Paying it Forward in the North End
As a business owner in the North End, Michel Morin knows seeing is believing.
So when he planned to do something to improve his neighbourhood, Morin decided to make it visual and interactive.
In the next few weeks, he will lead two community projects under the pay-it-forward concept.
Five Main Street buildings will have their frontages landscaped at no charge and 20 Grade 6 children from Champlain School will help build a butterfly garden and receive a $2,000 donation from Morin to pay for another community project.
“This is just about doing something good in the neighbourhood. We look at this as a great opportunity to showcase the North End,” said Morin, a native of St. Pierre-Jolys, whose North Winds property development company is run from his 1261 Main St. building.
“Through the North End, there’s 40,000 commuters going through there. They will see there is positive stuff going on.
“The North End has a lot of potential, and sometimes that gets left out or not noticed. I want people to see there’s a community behind the concrete.”
Morin said he will cover the cost to landscape the frontage of his building and two nearby properties. Lacoste Garden Centre, his supplier, has teamed up with him and will provide landscaping for two other frontages.
Morin and the students from Champlain School, a neighbourhood nursery-to-Grade 6 school, will join forces to plant butterfly-friendly vegetation and create a community seating area on his North Winds property.
“The students are going to come and we’re going to create a little butterfly garden area.

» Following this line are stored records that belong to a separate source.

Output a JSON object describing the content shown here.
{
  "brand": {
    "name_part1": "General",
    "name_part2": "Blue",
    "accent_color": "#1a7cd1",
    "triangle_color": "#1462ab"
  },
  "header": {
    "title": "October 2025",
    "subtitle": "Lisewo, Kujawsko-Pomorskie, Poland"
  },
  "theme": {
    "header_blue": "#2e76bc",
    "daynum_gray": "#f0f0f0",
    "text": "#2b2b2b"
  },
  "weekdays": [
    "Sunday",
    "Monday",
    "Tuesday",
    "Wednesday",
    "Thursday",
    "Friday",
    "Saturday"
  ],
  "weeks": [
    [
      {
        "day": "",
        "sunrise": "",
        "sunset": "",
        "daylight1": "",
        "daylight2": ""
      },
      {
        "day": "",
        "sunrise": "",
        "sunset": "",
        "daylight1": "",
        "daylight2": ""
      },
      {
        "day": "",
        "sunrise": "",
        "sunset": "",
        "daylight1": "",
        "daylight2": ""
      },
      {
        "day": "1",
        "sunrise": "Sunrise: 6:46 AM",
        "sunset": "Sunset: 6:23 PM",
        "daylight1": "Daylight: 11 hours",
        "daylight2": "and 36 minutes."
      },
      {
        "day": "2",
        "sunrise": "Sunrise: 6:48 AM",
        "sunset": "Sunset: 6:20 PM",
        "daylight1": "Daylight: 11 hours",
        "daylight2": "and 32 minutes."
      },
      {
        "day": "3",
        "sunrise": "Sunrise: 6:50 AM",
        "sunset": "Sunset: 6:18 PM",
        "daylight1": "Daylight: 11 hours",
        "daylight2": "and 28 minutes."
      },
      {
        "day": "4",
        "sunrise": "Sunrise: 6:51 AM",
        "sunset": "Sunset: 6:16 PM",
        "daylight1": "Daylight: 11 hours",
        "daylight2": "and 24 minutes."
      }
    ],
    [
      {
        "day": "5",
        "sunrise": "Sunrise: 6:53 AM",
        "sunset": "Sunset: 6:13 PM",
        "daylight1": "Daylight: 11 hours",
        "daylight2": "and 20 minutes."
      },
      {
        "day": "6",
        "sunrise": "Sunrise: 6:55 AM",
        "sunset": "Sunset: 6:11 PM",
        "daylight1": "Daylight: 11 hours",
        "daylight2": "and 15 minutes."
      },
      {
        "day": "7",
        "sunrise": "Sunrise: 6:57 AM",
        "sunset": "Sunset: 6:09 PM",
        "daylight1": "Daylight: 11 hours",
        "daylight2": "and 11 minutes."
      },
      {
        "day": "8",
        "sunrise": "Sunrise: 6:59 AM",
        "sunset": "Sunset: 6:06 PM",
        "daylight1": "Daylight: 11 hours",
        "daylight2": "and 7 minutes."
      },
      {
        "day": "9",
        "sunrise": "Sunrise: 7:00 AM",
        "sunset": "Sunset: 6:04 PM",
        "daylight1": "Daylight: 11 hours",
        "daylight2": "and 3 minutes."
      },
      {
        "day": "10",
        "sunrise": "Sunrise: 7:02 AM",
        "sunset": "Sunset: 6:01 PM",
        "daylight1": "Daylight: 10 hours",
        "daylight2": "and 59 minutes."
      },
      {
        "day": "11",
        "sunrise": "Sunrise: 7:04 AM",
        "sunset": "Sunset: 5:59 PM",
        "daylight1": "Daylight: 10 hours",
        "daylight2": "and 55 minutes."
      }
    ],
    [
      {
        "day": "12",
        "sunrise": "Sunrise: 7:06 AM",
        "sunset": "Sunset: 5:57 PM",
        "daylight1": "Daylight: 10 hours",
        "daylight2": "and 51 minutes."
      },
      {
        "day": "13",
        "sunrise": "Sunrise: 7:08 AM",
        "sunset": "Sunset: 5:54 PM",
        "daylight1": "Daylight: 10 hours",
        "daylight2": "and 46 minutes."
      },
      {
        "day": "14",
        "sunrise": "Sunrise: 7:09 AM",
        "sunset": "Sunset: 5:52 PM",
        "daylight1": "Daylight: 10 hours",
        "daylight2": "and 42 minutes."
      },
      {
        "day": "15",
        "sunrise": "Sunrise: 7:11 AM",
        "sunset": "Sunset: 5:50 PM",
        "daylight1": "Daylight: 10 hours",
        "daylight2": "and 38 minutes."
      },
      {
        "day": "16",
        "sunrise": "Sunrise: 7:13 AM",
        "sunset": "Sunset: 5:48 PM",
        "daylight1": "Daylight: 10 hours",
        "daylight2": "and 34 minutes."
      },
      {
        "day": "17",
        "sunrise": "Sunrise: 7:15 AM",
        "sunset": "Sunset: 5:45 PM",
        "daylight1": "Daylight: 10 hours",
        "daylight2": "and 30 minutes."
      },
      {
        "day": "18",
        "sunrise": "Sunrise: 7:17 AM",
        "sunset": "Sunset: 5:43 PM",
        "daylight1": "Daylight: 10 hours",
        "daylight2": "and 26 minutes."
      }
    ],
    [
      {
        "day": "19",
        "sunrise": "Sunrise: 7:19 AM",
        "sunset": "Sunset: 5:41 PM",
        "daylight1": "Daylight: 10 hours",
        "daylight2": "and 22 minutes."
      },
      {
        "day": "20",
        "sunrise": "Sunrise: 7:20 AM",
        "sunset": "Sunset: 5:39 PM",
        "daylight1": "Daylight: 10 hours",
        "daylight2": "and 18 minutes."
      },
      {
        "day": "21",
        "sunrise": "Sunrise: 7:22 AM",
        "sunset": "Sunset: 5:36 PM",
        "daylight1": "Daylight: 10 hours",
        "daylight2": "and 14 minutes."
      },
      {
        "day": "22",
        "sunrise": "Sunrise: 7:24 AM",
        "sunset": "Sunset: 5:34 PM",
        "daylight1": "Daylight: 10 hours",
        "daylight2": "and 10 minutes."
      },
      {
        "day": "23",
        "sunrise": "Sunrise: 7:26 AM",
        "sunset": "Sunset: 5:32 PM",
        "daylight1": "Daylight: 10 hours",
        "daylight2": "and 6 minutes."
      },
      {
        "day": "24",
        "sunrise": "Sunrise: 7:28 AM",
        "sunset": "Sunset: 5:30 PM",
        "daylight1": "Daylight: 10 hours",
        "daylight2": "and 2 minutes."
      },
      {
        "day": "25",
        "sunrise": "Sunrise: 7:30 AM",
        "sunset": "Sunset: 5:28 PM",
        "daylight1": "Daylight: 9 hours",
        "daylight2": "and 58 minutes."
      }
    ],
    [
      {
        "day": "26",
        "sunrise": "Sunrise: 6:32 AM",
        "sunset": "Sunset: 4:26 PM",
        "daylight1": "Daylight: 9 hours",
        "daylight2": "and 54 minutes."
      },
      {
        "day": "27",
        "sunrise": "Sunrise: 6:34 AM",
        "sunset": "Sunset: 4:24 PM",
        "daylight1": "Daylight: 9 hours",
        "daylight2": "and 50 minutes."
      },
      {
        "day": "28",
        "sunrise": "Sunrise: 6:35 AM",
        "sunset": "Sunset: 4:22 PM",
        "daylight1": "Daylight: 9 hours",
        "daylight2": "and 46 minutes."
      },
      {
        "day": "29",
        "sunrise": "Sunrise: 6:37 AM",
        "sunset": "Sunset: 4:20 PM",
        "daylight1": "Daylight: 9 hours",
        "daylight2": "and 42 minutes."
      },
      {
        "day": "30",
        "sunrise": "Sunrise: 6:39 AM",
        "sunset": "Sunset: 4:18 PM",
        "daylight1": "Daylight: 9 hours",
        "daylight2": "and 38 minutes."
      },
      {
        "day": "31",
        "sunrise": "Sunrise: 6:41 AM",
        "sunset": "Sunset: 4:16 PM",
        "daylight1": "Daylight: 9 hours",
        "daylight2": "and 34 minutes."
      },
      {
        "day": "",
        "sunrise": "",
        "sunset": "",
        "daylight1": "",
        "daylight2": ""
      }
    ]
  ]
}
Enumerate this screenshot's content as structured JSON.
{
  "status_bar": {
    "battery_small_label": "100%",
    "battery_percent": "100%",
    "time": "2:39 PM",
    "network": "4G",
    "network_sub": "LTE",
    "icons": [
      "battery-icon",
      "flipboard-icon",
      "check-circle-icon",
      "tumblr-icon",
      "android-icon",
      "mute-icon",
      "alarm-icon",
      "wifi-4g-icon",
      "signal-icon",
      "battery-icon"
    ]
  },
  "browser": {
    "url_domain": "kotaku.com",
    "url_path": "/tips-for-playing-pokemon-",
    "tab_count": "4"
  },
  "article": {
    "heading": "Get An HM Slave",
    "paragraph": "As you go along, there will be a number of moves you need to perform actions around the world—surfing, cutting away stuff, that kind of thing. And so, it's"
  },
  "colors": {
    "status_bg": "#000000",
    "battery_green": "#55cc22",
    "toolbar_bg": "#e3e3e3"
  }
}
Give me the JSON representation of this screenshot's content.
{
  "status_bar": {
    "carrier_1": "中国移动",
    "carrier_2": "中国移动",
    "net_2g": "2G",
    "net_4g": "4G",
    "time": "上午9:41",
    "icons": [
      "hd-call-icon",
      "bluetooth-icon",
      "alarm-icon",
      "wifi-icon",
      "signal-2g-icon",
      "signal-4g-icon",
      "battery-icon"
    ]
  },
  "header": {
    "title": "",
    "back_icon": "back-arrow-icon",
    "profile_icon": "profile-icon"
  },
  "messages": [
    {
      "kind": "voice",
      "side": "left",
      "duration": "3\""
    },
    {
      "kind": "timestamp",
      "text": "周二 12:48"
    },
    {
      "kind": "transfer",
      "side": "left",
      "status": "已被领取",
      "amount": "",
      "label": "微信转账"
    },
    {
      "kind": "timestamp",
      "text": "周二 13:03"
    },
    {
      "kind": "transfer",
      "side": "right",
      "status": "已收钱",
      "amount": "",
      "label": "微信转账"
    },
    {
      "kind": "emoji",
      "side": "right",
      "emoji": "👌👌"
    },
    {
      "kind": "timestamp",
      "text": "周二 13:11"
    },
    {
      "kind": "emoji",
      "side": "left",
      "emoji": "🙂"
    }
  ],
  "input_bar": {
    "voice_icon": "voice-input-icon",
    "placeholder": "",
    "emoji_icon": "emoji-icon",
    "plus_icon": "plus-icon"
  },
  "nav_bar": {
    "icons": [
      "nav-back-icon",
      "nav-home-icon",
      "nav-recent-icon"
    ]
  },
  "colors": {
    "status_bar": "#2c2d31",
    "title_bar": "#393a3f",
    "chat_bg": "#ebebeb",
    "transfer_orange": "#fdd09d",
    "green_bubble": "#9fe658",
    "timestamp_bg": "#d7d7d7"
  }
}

“We’ll plant around it and put a couple of seats there and put a plaque on the wall thanking them for helping us,” he said, adding the landscaping and butterfly garden will be completed by mid-June.
“It will be in a place where the kids and families are walking and can come and enjoy it.”
Morin said he will provide a professional gardener to give direction and speak to the students about root structure, soil types, ecosystems and the importance of plants to the environment.
Champlain School principal Maxine Geller said Morin’s garden project fits with the school’s philanthropy program, called Opportunities, for grades 5 and 6 students.
The students volunteer and offer community services such as visiting and interacting with residents of the Holy Family Nursing Home twice a month.
“We’ve put some gardens in here on our school property, so this (Morin’s initiative) really ties in with how we’re helping to make a better community and help the kids learn that it’s OK to give back,” Geller said. “The students take pride in what they see and what they’re doing.”
As for the $2,000 donation, Morin said the students and their teacher will direct the money to their own community initiative.
“Instead of receiving it, they will be giving it, so it’s a learning experience for the kids to help their community and pass something on to someone else. It will be fun,” Morin said.
“They can split it up and give it to four (projects) — it’s up to them.”
Morin said the newly landscaped buildings will be in a “cluster” in the same vicinity.
“You’ll have both sides of the street with a punch of colour and vegetation,” he said. “Seeing that just makes you feel good.”
Republished from the Winnipeg Free Press print edition May 25, 2013 B3